• YOUR GOAL
Could you reproduce all of the following entries exactly?

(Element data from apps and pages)
━━━━━━━━━━

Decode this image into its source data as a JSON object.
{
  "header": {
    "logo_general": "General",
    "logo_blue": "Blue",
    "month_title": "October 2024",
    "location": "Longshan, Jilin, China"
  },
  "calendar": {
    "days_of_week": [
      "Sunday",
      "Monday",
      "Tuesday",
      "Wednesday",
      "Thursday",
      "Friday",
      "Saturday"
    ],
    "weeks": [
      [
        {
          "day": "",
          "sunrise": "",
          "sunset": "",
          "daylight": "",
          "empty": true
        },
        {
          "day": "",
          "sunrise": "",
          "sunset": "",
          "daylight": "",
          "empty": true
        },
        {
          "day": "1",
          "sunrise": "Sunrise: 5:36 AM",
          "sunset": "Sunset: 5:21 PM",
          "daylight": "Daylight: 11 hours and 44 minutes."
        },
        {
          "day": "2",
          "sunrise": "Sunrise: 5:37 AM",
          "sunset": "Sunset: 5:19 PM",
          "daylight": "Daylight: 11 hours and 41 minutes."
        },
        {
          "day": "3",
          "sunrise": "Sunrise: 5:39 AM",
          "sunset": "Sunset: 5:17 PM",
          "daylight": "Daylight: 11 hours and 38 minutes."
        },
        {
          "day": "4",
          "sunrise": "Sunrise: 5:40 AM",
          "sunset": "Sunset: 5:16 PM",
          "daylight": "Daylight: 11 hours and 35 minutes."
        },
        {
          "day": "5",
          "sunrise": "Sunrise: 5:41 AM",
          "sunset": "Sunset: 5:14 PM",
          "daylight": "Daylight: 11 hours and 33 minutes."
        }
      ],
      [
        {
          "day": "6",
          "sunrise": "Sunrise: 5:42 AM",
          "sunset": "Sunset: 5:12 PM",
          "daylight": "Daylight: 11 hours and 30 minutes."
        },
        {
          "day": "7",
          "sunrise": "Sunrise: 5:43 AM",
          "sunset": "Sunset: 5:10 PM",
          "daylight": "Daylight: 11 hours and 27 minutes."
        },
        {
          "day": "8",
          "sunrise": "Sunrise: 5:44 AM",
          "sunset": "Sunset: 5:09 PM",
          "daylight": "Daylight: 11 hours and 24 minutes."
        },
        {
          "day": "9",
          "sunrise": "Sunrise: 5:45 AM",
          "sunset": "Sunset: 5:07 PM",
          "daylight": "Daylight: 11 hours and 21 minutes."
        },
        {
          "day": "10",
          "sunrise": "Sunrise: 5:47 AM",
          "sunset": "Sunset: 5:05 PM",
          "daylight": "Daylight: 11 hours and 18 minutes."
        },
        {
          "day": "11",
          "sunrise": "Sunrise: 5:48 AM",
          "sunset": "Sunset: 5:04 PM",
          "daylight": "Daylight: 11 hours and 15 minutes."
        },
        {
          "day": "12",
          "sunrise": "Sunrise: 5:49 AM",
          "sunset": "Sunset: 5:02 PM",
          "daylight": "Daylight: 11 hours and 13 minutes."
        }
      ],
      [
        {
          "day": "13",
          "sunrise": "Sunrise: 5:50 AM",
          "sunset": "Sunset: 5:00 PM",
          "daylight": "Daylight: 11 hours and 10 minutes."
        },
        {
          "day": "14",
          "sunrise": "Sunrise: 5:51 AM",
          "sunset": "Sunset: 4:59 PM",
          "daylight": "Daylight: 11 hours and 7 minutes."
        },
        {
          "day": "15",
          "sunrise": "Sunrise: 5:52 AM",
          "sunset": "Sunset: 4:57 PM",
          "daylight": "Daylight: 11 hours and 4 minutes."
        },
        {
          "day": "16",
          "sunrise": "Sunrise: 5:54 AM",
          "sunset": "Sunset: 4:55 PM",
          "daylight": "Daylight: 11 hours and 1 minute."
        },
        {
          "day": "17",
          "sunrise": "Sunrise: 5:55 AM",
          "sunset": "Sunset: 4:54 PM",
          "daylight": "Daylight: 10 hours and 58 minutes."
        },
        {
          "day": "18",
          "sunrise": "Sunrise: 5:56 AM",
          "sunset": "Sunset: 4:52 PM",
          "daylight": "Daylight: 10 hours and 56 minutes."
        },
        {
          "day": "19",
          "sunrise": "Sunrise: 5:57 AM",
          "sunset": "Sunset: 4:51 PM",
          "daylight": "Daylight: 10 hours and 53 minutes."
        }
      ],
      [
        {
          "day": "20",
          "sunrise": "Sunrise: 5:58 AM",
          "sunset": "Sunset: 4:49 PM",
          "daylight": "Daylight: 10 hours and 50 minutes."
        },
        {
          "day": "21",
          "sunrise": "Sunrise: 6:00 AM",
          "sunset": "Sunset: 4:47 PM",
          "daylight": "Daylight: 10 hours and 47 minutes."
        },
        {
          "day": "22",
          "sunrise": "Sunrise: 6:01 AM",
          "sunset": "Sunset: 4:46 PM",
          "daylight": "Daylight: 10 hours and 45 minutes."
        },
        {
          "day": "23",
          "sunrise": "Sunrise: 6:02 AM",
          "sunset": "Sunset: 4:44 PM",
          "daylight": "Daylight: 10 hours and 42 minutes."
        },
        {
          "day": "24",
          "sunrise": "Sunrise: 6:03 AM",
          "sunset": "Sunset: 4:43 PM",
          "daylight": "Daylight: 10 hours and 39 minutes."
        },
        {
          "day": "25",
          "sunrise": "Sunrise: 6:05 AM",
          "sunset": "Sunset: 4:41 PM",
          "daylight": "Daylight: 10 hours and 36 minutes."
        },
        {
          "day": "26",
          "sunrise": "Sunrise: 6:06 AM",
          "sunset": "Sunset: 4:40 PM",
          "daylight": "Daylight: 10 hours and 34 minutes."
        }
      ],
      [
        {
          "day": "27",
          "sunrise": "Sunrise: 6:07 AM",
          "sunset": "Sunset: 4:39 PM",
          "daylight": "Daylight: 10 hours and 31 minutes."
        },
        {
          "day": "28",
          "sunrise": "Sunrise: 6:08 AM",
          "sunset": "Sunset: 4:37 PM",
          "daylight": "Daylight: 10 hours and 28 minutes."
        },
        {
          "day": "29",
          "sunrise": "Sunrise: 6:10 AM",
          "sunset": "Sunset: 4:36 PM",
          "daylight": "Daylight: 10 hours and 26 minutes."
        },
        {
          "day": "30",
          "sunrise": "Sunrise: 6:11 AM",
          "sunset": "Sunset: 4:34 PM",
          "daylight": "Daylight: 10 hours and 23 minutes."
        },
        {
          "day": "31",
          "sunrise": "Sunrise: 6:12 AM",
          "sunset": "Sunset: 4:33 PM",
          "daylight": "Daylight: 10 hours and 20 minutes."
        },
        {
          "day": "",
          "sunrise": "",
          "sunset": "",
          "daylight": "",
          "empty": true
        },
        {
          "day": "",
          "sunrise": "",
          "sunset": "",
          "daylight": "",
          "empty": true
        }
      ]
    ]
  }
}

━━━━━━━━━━

• RESPONSE BELOW
Decode this image into its source data as a JSON object.
{
  "header": {
    "logo_general": "General",
    "logo_blue": "Blue",
    "month_title": "October 2024",
    "location": "Longshan, Jilin, China"
  },
  "calendar": {
    "days_of_week": [
      "Sunday",
      "Monday",
      "Tuesday",
      "Wednesday",
      "Thursday",
      "Friday",
      "Saturday"
    ],
    "weeks": [
      [
        {
          "day": "",
          "sunrise": "",
          "sunset": "",
          "daylight": "",
          "empty": true
        },
        {
          "day": "",
          "sunrise": "",
          "sunset": "",
          "daylight": "",
          "empty": true
        },
        {
          "day": "1",
          "sunrise": "Sunrise: 5:36 AM",
          "sunset": "Sunset: 5:21 PM",
          "daylight": "Daylight: 11 hours and 44 minutes."
        },
        {
          "day": "2",
          "sunrise": "Sunrise: 5:37 AM",
          "sunset": "Sunset: 5:19 PM",
          "daylight": "Daylight: 11 hours and 41 minutes."
        },
        {
          "day": "3",
          "sunrise": "Sunrise: 5:39 AM",
          "sunset": "Sunset: 5:17 PM",
          "daylight": "Daylight: 11 hours and 38 minutes."
        },
        {
          "day": "4",
          "sunrise": "Sunrise: 5:40 AM",
          "sunset": "Sunset: 5:16 PM",
          "daylight": "Daylight: 11 hours and 35 minutes."
        },
        {
          "day": "5",
          "sunrise": "Sunrise: 5:41 AM",
          "sunset": "Sunset: 5:14 PM",
          "daylight": "Daylight: 11 hours and 33 minutes."
        }
      ],
      [
        {
          "day": "6",
          "sunrise": "Sunrise: 5:42 AM",
          "sunset": "Sunset: 5:12 PM",
          "daylight": "Daylight: 11 hours and 30 minutes."
        },
        {
          "day": "7",
          "sunrise": "Sunrise: 5:43 AM",
          "sunset": "Sunset: 5:10 PM",
          "daylight": "Daylight: 11 hours and 27 minutes."
        },
        {
          "day": "8",
          "sunrise": "Sunrise: 5:44 AM",
          "sunset": "Sunset: 5:09 PM",
          "daylight": "Daylight: 11 hours and 24 minutes."
        },
        {
          "day": "9",
          "sunrise": "Sunrise: 5:45 AM",
          "sunset": "Sunset: 5:07 PM",
          "daylight": "Daylight: 11 hours and 21 minutes."
        },
        {
          "day": "10",
          "sunrise": "Sunrise: 5:47 AM",
          "sunset": "Sunset: 5:05 PM",
          "daylight": "Daylight: 11 hours and 18 minutes."
        },
        {
          "day": "11",
          "sunrise": "Sunrise: 5:48 AM",
          "sunset": "Sunset: 5:04 PM",
          "daylight": "Daylight: 11 hours and 15 minutes."
        },
        {
          "day": "12",
          "sunrise": "Sunrise: 5:49 AM",
          "sunset": "Sunset: 5:02 PM",
          "daylight": "Daylight: 11 hours and 13 minutes."
        }
      ],
      [
        {
          "day": "13",
          "sunrise": "Sunrise: 5:50 AM",
          "sunset": "Sunset: 5:00 PM",
          "daylight": "Daylight: 11 hours and 10 minutes."
        },
        {
          "day": "14",
          "sunrise": "Sunrise: 5:51 AM",
          "sunset": "Sunset: 4:59 PM",
          "daylight": "Daylight: 11 hours and 7 minutes."
        },
        {
          "day": "15",
          "sunrise": "Sunrise: 5:52 AM",
          "sunset": "Sunset: 4:57 PM",
          "daylight": "Daylight: 11 hours and 4 minutes."
        },
        {
          "day": "16",
          "sunrise": "Sunrise: 5:54 AM",
          "sunset": "Sunset: 4:55 PM",
          "daylight": "Daylight: 11 hours and 1 minute."
        },
        {
          "day": "17",
          "sunrise": "Sunrise: 5:55 AM",
          "sunset": "Sunset: 4:54 PM",
          "daylight": "Daylight: 10 hours and 58 minutes."
        },
        {
          "day": "18",
          "sunrise": "Sunrise: 5:56 AM",
          "sunset": "Sunset: 4:52 PM",
          "daylight": "Daylight: 10 hours and 56 minutes."
        },
        {
          "day": "19",
          "sunrise": "Sunrise: 5:57 AM",
          "sunset": "Sunset: 4:51 PM",
          "daylight": "Daylight: 10 hours and 53 minutes."
        }
      ],
      [
        {
          "day": "20",
          "sunrise": "Sunrise: 5:58 AM",
          "sunset": "Sunset: 4:49 PM",
          "daylight": "Daylight: 10 hours and 50 minutes."
        },
        {
          "day": "21",
          "sunrise": "Sunrise: 6:00 AM",
          "sunset": "Sunset: 4:47 PM",
          "daylight": "Daylight: 10 hours and 47 minutes."
        },
        {
          "day": "22",
          "sunrise": "Sunrise: 6:01 AM",
          "sunset": "Sunset: 4:46 PM",
          "daylight": "Daylight: 10 hours and 45 minutes."
        },
        {
          "day": "23",
          "sunrise": "Sunrise: 6:02 AM",
          "sunset": "Sunset: 4:44 PM",
          "daylight": "Daylight: 10 hours and 42 minutes."
        },
        {
          "day": "24",
          "sunrise": "Sunrise: 6:03 AM",
          "sunset": "Sunset: 4:43 PM",
          "daylight": "Daylight: 10 hours and 39 minutes."
        },
        {
          "day": "25",
          "sunrise": "Sunrise: 6:05 AM",
          "sunset": "Sunset: 4:41 PM",
          "daylight": "Daylight: 10 hours and 36 minutes."
        },
        {
          "day": "26",
          "sunrise": "Sunrise: 6:06 AM",
          "sunset": "Sunset: 4:40 PM",
          "daylight": "Daylight: 10 hours and 34 minutes."
        }
      ],
      [
        {
          "day": "27",
          "sunrise": "Sunrise: 6:07 AM",
          "sunset": "Sunset: 4:39 PM",
          "daylight": "Daylight: 10 hours and 31 minutes."
        },
        {
          "day": "28",
          "sunrise": "Sunrise: 6:08 AM",
          "sunset": "Sunset: 4:37 PM",
          "daylight": "Daylight: 10 hours and 28 minutes."
        },
        {
          "day": "29",
          "sunrise": "Sunrise: 6:10 AM",
          "sunset": "Sunset: 4:36 PM",
          "daylight": "Daylight: 10 hours and 26 minutes."
        },
        {
          "day": "30",
          "sunrise": "Sunrise: 6:11 AM",
          "sunset": "Sunset: 4:34 PM",
          "daylight": "Daylight: 10 hours and 23 minutes."
        },
        {
          "day": "31",
          "sunrise": "Sunrise: 6:12 AM",
          "sunset": "Sunset: 4:33 PM",
          "daylight": "Daylight: 10 hours and 20 minutes."
        },
        {
          "day": "",
          "sunrise": "",
          "sunset": "",
          "daylight": "",
          "empty": true
        },
        {
          "day": "",
          "sunrise": "",
          "sunset": "",
          "daylight": "",
          "empty": true
        }
      ]
    ]
  }
}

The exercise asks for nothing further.